Work instruction: Copy each entry below verbatim. Skip the pictures.

== Segment start ==

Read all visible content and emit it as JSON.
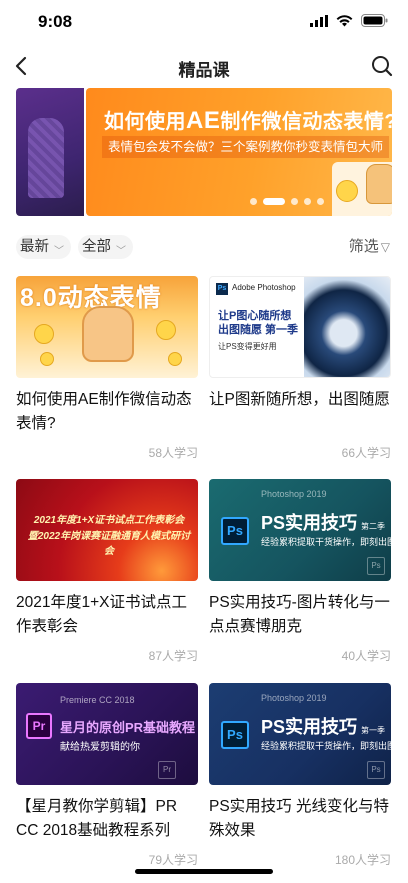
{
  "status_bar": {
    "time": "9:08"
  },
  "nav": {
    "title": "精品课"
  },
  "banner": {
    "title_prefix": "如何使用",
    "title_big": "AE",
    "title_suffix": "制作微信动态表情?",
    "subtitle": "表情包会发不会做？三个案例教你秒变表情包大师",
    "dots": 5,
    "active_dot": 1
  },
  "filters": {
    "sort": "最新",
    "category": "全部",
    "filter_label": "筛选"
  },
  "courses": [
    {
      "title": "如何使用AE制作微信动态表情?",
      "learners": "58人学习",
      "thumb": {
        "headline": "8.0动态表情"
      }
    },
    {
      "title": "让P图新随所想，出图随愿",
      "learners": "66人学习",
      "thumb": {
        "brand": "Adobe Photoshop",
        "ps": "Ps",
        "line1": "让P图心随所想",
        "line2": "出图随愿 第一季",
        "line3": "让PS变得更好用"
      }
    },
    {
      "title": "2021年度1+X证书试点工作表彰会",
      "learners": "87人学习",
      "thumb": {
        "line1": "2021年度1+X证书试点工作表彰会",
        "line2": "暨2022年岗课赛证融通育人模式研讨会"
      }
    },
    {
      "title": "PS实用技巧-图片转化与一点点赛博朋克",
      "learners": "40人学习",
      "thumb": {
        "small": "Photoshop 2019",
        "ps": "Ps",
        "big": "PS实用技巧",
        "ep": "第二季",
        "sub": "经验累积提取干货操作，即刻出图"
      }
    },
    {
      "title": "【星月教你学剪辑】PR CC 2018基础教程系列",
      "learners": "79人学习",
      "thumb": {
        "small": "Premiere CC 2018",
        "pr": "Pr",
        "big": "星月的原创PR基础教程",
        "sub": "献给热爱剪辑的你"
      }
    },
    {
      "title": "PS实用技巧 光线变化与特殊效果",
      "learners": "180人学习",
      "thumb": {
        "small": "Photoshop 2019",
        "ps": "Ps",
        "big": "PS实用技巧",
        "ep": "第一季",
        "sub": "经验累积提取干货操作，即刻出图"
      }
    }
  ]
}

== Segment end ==

Answer box:
Read all visible content and emit it as JSON.
{
  "status_bar": {
    "time": "9:08"
  },
  "nav": {
    "title": "精品课"
  },
  "banner": {
    "title_prefix": "如何使用",
    "title_big": "AE",
    "title_suffix": "制作微信动态表情?",
    "subtitle": "表情包会发不会做？三个案例教你秒变表情包大师",
    "dots": 5,
    "active_dot": 1
  },
  "filters": {
    "sort": "最新",
    "category": "全部",
    "filter_label": "筛选"
  },
  "courses": [
    {
      "title": "如何使用AE制作微信动态表情?",
      "learners": "58人学习",
      "thumb": {
        "headline": "8.0动态表情"
      }
    },
    {
      "title": "让P图新随所想，出图随愿",
      "learners": "66人学习",
      "thumb": {
        "brand": "Adobe Photoshop",
        "ps": "Ps",
        "line1": "让P图心随所想",
        "line2": "出图随愿 第一季",
        "line3": "让PS变得更好用"
      }
    },
    {
      "title": "2021年度1+X证书试点工作表彰会",
      "learners": "87人学习",
      "thumb": {
        "line1": "2021年度1+X证书试点工作表彰会",
        "line2": "暨2022年岗课赛证融通育人模式研讨会"
      }
    },
    {
      "title": "PS实用技巧-图片转化与一点点赛博朋克",
      "learners": "40人学习",
      "thumb": {
        "small": "Photoshop 2019",
        "ps": "Ps",
        "big": "PS实用技巧",
        "ep": "第二季",
        "sub": "经验累积提取干货操作，即刻出图"
      }
    },
    {
      "title": "【星月教你学剪辑】PR CC 2018基础教程系列",
      "learners": "79人学习",
      "thumb": {
        "small": "Premiere CC 2018",
        "pr": "Pr",
        "big": "星月的原创PR基础教程",
        "sub": "献给热爱剪辑的你"
      }
    },
    {
      "title": "PS实用技巧 光线变化与特殊效果",
      "learners": "180人学习",
      "thumb": {
        "small": "Photoshop 2019",
        "ps": "Ps",
        "big": "PS实用技巧",
        "ep": "第一季",
        "sub": "经验累积提取干货操作，即刻出图"
      }
    }
  ]
}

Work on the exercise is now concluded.